Irons are versatile clubs used for various shots, ranging from mid-range approaches to precise shots around the green. The backswing for irons should be more compact compared to the driver.

 Start by hinging your wrists early in the backswing, allowing for a steeper descent and increased control at impact.


Wedges are essential for delicate shots near the green, requiring finesse and precision. The backswing for wedges should be shorter and more controlled.

Limit the wrist hinge and focus on a smoother, abbreviated swing to maintain accuracy and achieve the desired distance and spin.


Hybrids are designed to combine the best features of both irons and woods, offering versatility and forgiveness. The backswing for hybrids can vary depending on the desired shot.

It’s generally recommended to adopt a slightly wider and more sweeping backswing than irons, emphasizing a smooth transition to ensure solid contact.

Fairway Woods

Fairway woods are used for long shots off the fairway or tee, and their backswing technique falls between that of irons and drivers. Aim for a wider backswing than irons but not as wide as the driver. 

Maintain a smooth tempo while generating enough power to maximize distance without sacrificing control.


Putting requires a unique backswing technique, emphasizing control and accuracy on the greens. The backswing for putting should be shorter and more pendulum-like. Focus on a smooth, consistent stroke, with the length of the backswing matching the desired distance of the putt.

Frequently Asked Questions

The backswing in golf is a crucial part of the swing that sets the stage for a powerful and accurate shot. To help clarify this topic, here are some frequently asked questions (FAQs) about what starts the backswing in golf.

What Role Does The Hands Play In Starting The Backswing?

During the backswing, the hands play a pivotal role in initiating the movement. They work in tandem with the shoulders and arms to begin the takeaway, ensuring a smooth and coordinated motion.

Is Weight Transfer Important In Starting The Backswing?

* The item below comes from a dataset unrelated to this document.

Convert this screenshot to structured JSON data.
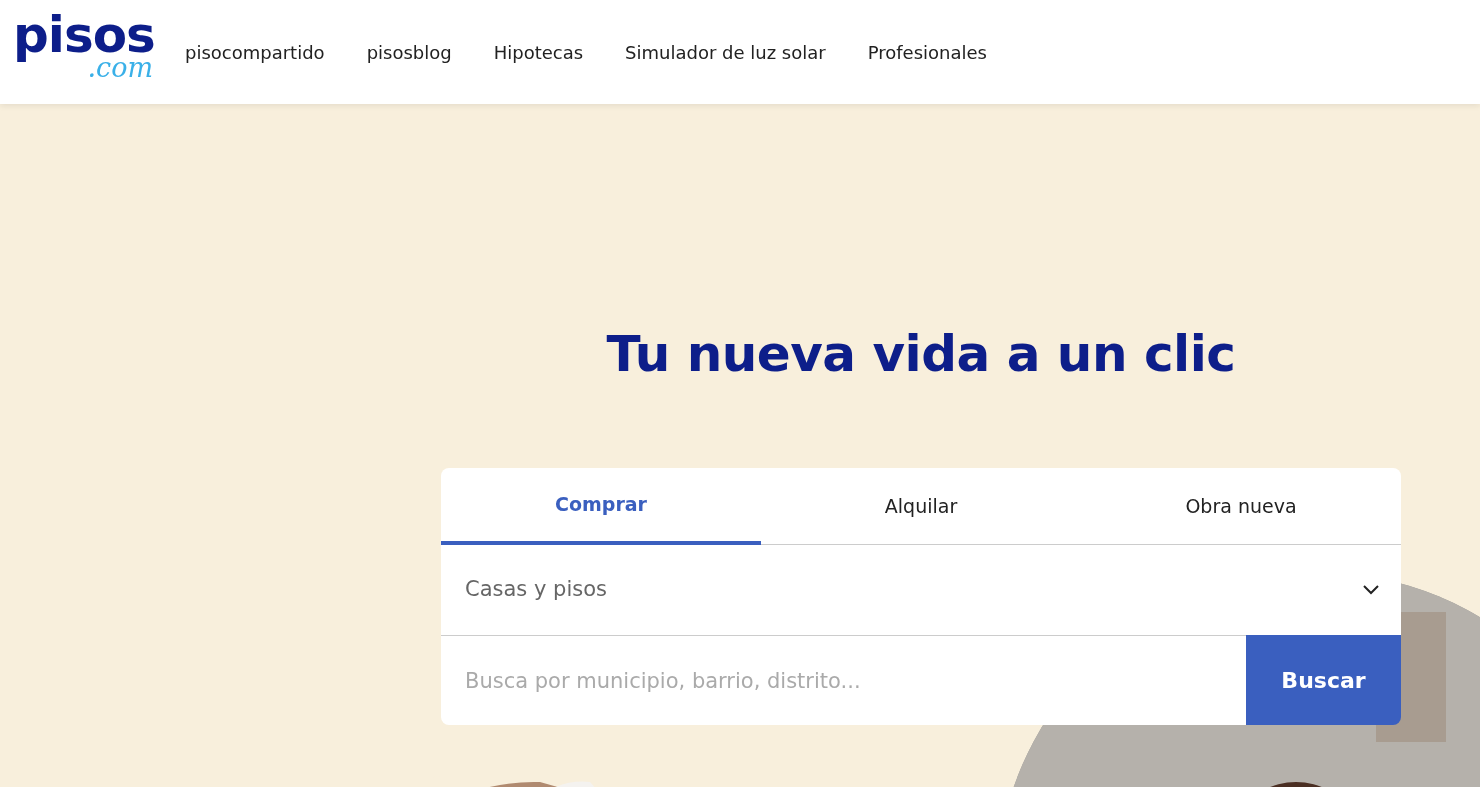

Yes, weight transfer is vital in starting the backswing. Shifting the weight from the back foot to the front foot helps create the necessary momentum for a controlled and powerful swing.

How Does The Rotation Of The Hips Contribute To The Backswing?

The rotation of the hips is a key component of the backswing. As the golfer starts their swing, the hips turn to generate torque and create a coil effect, which enables the golfer to generate more power during the downswing.

Should The Shoulders Be Involved In Initiating The Backswing?

Absolutely. The shoulders are integral to starting the backswing. They play a significant role in turning the upper body and coiling against the lower body, providing stability and generating energy for an effective swing.

What Is The Importance Of Maintaining Balance While Starting The Backswing?

Maintaining balance is crucial when starting the backswing. It ensures proper weight distribution and stability throughout the swing, allowing the golfer to maintain control and execute the desired shot with accuracy and power.


The backswing is initiated by the golfer’s body rotation and arm movement. It sets the stage for a powerful and accurate shot. 

Understanding the proper technique and sequence of movements is crucial for a successful swing. Mastering the backswing is key to improving your golf game.